The art of press photography: taking a news photo in a changing landscape

Date: Monday, December 4, 2017
Time: 1pm - Two afternoon sessions, with a break for afternoon tea
Location: Magnet Galleries Melbourne, Level 2, 640 Bourke Street, Melbourne
Members Price: $17 (afternoon tea included)
Student Price: $17 (afternoon tea included)
Non-Members Price: $22 (afternoon tea included)

 

Bruce Postle worked for almost four decades at The Age, where he became known for getting the shot no one else could. With thousands of images to his name, Postle has published a series of books documenting iconic images from 50 years of Australian life.
 
Shane Scanlan is a journalist who has crossed over into media ownership. He publishes community newspapers in Melbourne and has been described as a guerrilla-entrepreneur in the print media market.

Tim Lee has travelled to nearly every part of Australia. A lover of visual storytelling with a passion for rural Australia, Lee is best known for his work on ABC’s Landline TV program.
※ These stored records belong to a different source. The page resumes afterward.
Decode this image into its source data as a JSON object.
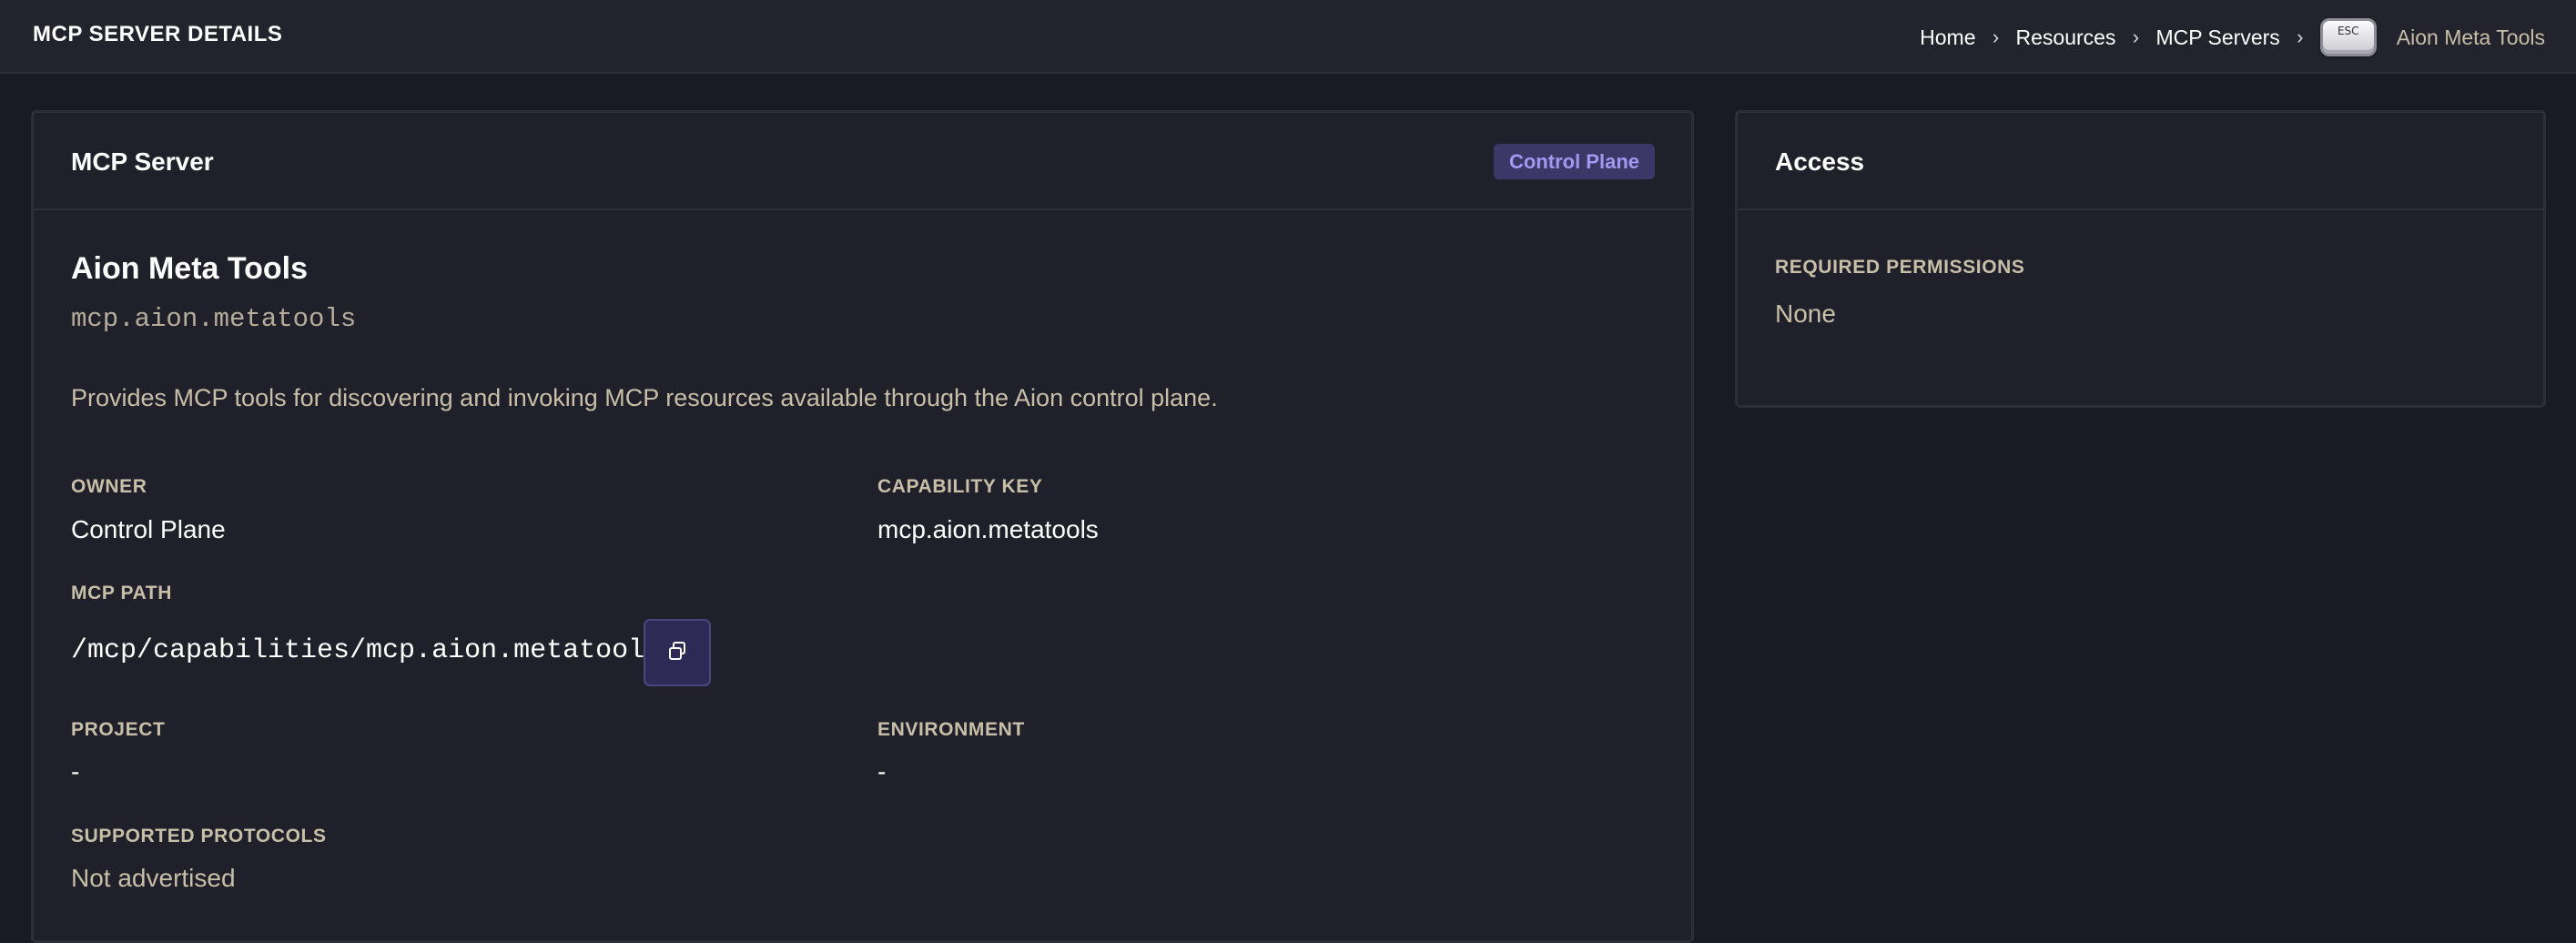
{
  "header": {
    "title": "MCP SERVER DETAILS",
    "breadcrumb": [
      "Home",
      "Resources",
      "MCP Servers"
    ],
    "breadcrumb_separator": "›",
    "esc_label": "ESC",
    "current": "Aion Meta Tools"
  },
  "server_card": {
    "title": "MCP Server",
    "badge": "Control Plane",
    "name": "Aion Meta Tools",
    "id": "mcp.aion.metatools",
    "description": "Provides MCP tools for discovering and invoking MCP resources available through the Aion control plane.",
    "owner_label": "OWNER",
    "owner_value": "Control Plane",
    "capability_key_label": "CAPABILITY KEY",
    "capability_key_value": "mcp.aion.metatools",
    "mcp_path_label": "MCP PATH",
    "mcp_path_value": "/mcp/capabilities/mcp.aion.metatools",
    "copy_icon": "copy-icon",
    "project_label": "PROJECT",
    "project_value": "-",
    "environment_label": "ENVIRONMENT",
    "environment_value": "-",
    "protocols_label": "SUPPORTED PROTOCOLS",
    "protocols_value": "Not advertised"
  },
  "access_card": {
    "title": "Access",
    "permissions_label": "REQUIRED PERMISSIONS",
    "permissions_value": "None"
  },
  "colors": {
    "background": "#1a1a22",
    "card": "#20202a",
    "badge_bg": "#3d3768",
    "badge_text": "#a596f0",
    "muted_text": "#c8bfa8",
    "copy_button": "#2d2a55"
  }
}
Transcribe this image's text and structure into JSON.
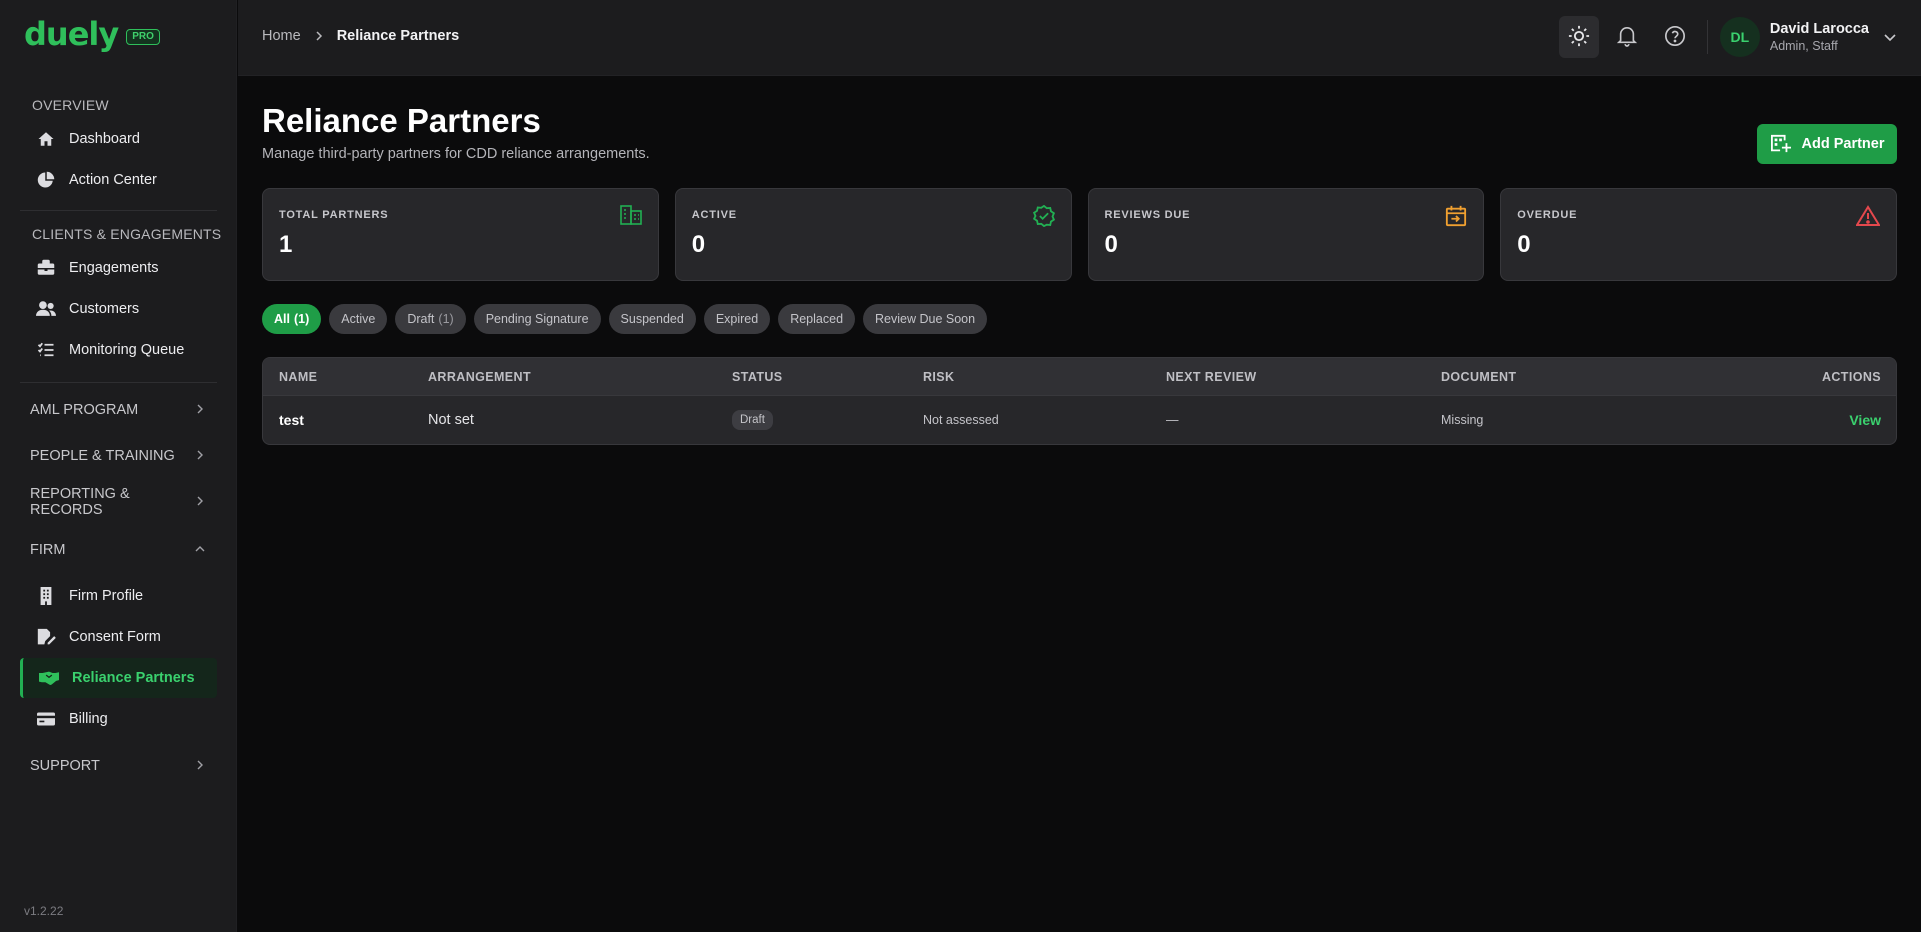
{
  "brand": {
    "name": "duely",
    "badge": "PRO"
  },
  "sidebar": {
    "overview": {
      "title": "OVERVIEW",
      "items": [
        {
          "label": "Dashboard",
          "icon": "home-icon"
        },
        {
          "label": "Action Center",
          "icon": "pie-chart-icon"
        }
      ]
    },
    "clients": {
      "title": "CLIENTS & ENGAGEMENTS",
      "items": [
        {
          "label": "Engagements",
          "icon": "briefcase-icon"
        },
        {
          "label": "Customers",
          "icon": "users-icon"
        },
        {
          "label": "Monitoring Queue",
          "icon": "list-check-icon"
        }
      ]
    },
    "groups": {
      "aml": "AML PROGRAM",
      "people": "PEOPLE & TRAINING",
      "reporting": "REPORTING & RECORDS",
      "firm": "FIRM",
      "support": "SUPPORT"
    },
    "firm_items": [
      {
        "label": "Firm Profile",
        "icon": "building-icon"
      },
      {
        "label": "Consent Form",
        "icon": "signature-icon"
      },
      {
        "label": "Reliance Partners",
        "icon": "handshake-icon",
        "active": true
      },
      {
        "label": "Billing",
        "icon": "credit-card-icon"
      }
    ],
    "version": "v1.2.22"
  },
  "topbar": {
    "breadcrumb": {
      "home": "Home",
      "current": "Reliance Partners"
    },
    "user": {
      "initials": "DL",
      "name": "David Larocca",
      "role": "Admin, Staff"
    }
  },
  "page": {
    "title": "Reliance Partners",
    "subtitle": "Manage third-party partners for CDD reliance arrangements.",
    "add_button": "Add Partner"
  },
  "stats": [
    {
      "label": "TOTAL PARTNERS",
      "value": "1",
      "icon": "building-grid-icon",
      "color": "#22b053"
    },
    {
      "label": "ACTIVE",
      "value": "0",
      "icon": "badge-check-icon",
      "color": "#22b053"
    },
    {
      "label": "REVIEWS DUE",
      "value": "0",
      "icon": "calendar-arrow-icon",
      "color": "#f0a030"
    },
    {
      "label": "OVERDUE",
      "value": "0",
      "icon": "warning-triangle-icon",
      "color": "#e5484d"
    }
  ],
  "filters": [
    {
      "label": "All",
      "count": "(1)",
      "active": true
    },
    {
      "label": "Active",
      "count": ""
    },
    {
      "label": "Draft",
      "count": "(1)"
    },
    {
      "label": "Pending Signature",
      "count": ""
    },
    {
      "label": "Suspended",
      "count": ""
    },
    {
      "label": "Expired",
      "count": ""
    },
    {
      "label": "Replaced",
      "count": ""
    },
    {
      "label": "Review Due Soon",
      "count": ""
    }
  ],
  "table": {
    "headers": [
      "NAME",
      "ARRANGEMENT",
      "STATUS",
      "RISK",
      "NEXT REVIEW",
      "DOCUMENT",
      "ACTIONS"
    ],
    "rows": [
      {
        "name": "test",
        "arrangement": "Not set",
        "status": "Draft",
        "risk": "Not assessed",
        "next_review": "—",
        "document": "Missing",
        "action": "View"
      }
    ]
  },
  "colors": {
    "accent": "#22b053",
    "background": "#0b0b0c",
    "surface": "#27272a",
    "warning": "#f0a030",
    "danger": "#e5484d"
  }
}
Ilana Rose has worked as a photographer and photojournalist for some of the most respected media outlets, including as a UK foreign correspondent for The Sunday Herald. Her work has appeared in major publications including The Age, The Sydney Morning Herald, The Weekend Australian Magazine, The Good Weekend, Who Weekly, Marie Claire and HQ Magazine to name a few.
 
Jerry Galea is a freelance photographer with a career spanning 20 years. He has worked for international aid organisations, dairy newspapers, international magazines and has passed on his knowledge as a photojournalism lecturer.
 
Michael Silver is an award-winning photojournalist, celebrating 50 years in the industry this year. Michael regularly gives his time to the Rural Press Club in support of its annual awards. Silver is also a master printer and with his wife Susanne established Magnet Gallery, our venue for the workshop.
 
Mark Griffin worked at the The Melbourne Sun newspaper from cadet to senior photographer, and later joined The Weekly Times, writing a column for the paper as well as working as the picture editor. The RPCV awarded Mark the Photographer of the Year award in 2001 and 2004.